The Treasury Department is influencing the infrastructure bill to gain jurisdiction over the DeFi industry, says the advocate
Jake Chervinsky, the General Counsel for FinTech company Compound Labs, has spoken up against the United States Senate’s hasty passing of the Infrastructure Bill 2021, calling it a move that blindsided the crypto industry.
In a conversation on the Bankless State of the Network podcast, Chervinsky cautioned that the infrastructure bill’s vague tax reporting provisions have more to do with the Treasury Department’s desire to “capture DeFi” (decentralised finance).
The DeFi Chair of the Blockchain Association pointed out that discussions around the infrastructure bill initially had nothing to do with crypto. Chervinsky believes that the later shift to including harsh tax reporting requirements for cryptocurrency might have been a result of the Treasury Department’s influence in the legislative process
The Treasury Department has been looking for alternative ways to impose the controversial self-hosted crypto wallet regulations on the industry since US President Joe Biden froze the implementation of the FinCEN rules upon taking office.
“This is all about DeFi […] This is the Treasury Department trying to work out how to get jurisdiction over DeFi […] and also expand its warrantless surveillance over a peer-to-peer financial system,” Chervinsky stated.
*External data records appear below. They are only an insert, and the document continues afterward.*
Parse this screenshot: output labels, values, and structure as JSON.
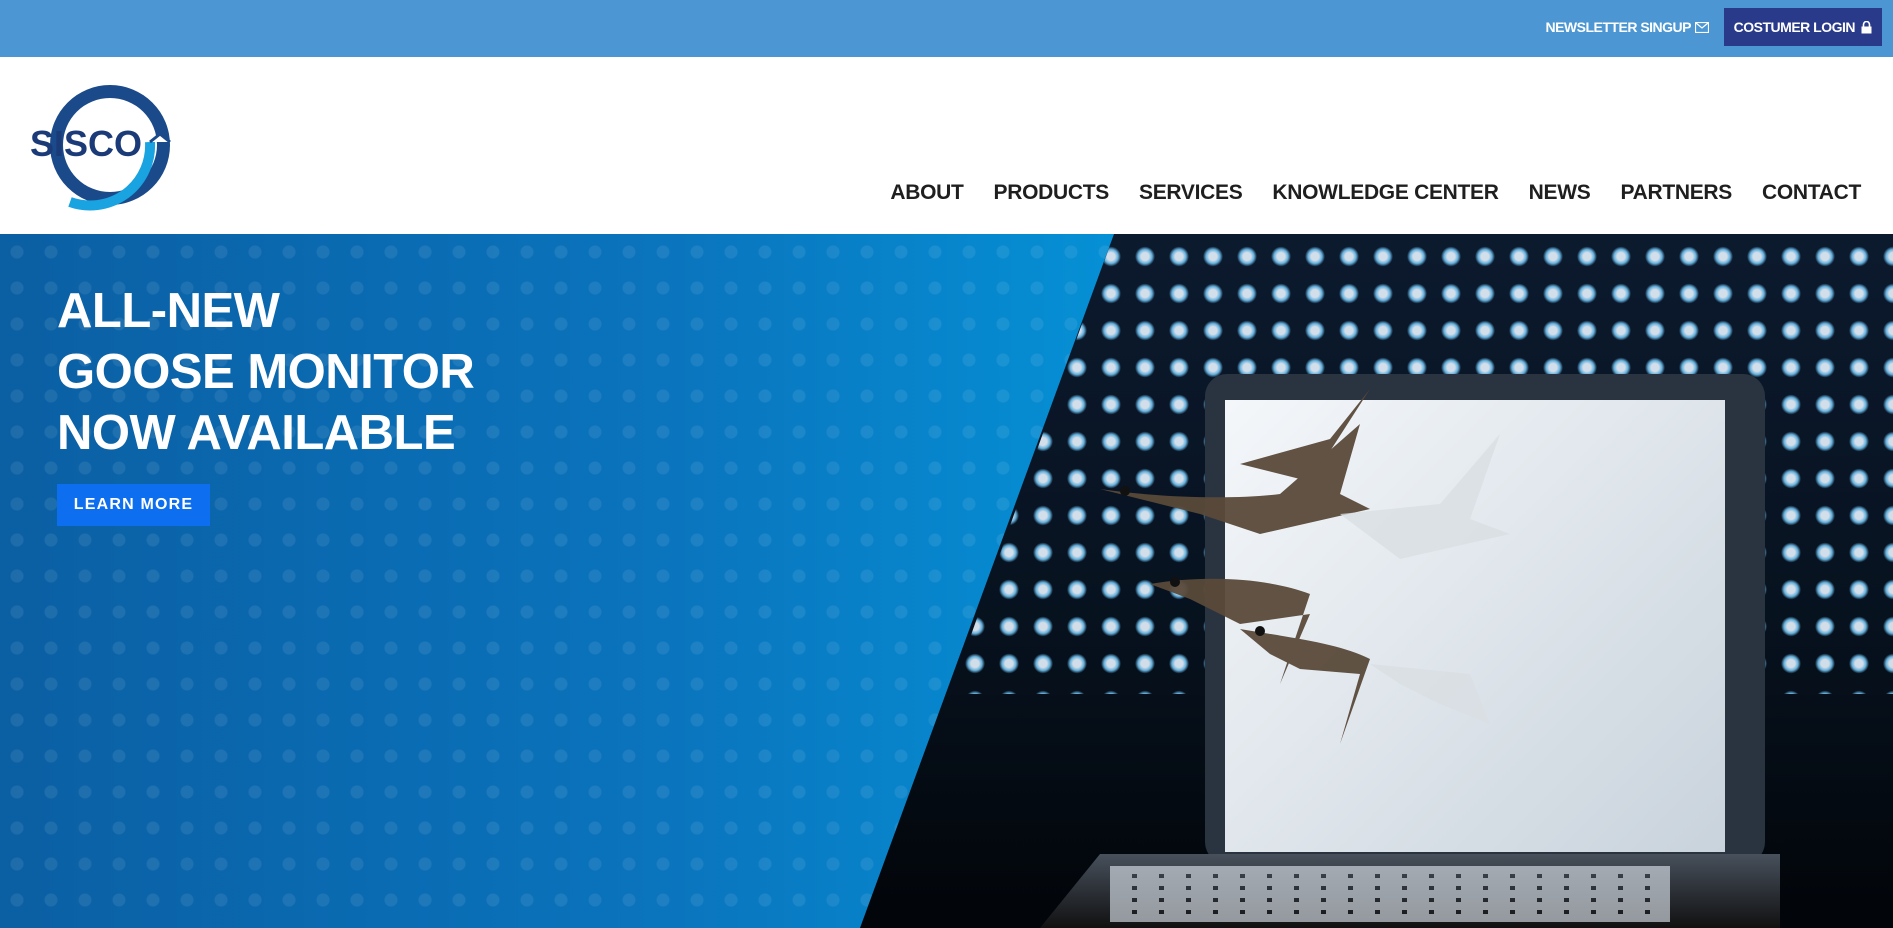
{
  "topbar": {
    "newsletter_label": "NEWSLETTER SINGUP",
    "newsletter_icon": "envelope-icon",
    "login_label": "COSTUMER LOGIN",
    "login_icon": "lock-icon"
  },
  "header": {
    "logo_text": "SISCO",
    "nav": [
      "ABOUT",
      "PRODUCTS",
      "SERVICES",
      "KNOWLEDGE CENTER",
      "NEWS",
      "PARTNERS",
      "CONTACT"
    ]
  },
  "hero": {
    "headline_lines": [
      "ALL-NEW",
      "GOOSE MONITOR",
      "NOW AVAILABLE"
    ],
    "cta_label": "LEARN MORE",
    "image": "geese-flying-out-of-laptop"
  },
  "colors": {
    "topbar": "#4c97d3",
    "login_button": "#2a3a8a",
    "cta": "#0d6ef0",
    "logo": "#1a3a78"
  }
}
One of the key advocates for effective crypto regulation, Chervinsky also stated that the Treasury department has influenced the opposition to the language change amendment that tried to exempt network validators and specify that only centralised exchanges would come under the provisions of the bill as the altered bill cannot “adequately capture DeFi”.
They feared that it could be argued that DeFi participants could be considered network validators and hence be exempted from the bill, he added.
He further pointed out how a competing amendment approved an exemption for Proof of Work miners only, despite all the environmental costs of such mining, but unreasonably refused such an exemption for Proof of Stake validators.
“The Treasury Department had played an important role in drafting the language and also [ensuring] that any revision we proposed was going back to the Treasury Department for their approval or rejection,” the advocate explained.
The Infrastructure Bill with its last-minute additions for crypto tax reporting was passed by the Senate last week. If implemented, its vague provisions and harsh reporting requirements are expected to have severe consequences for crypto miners, validators and wallet developers.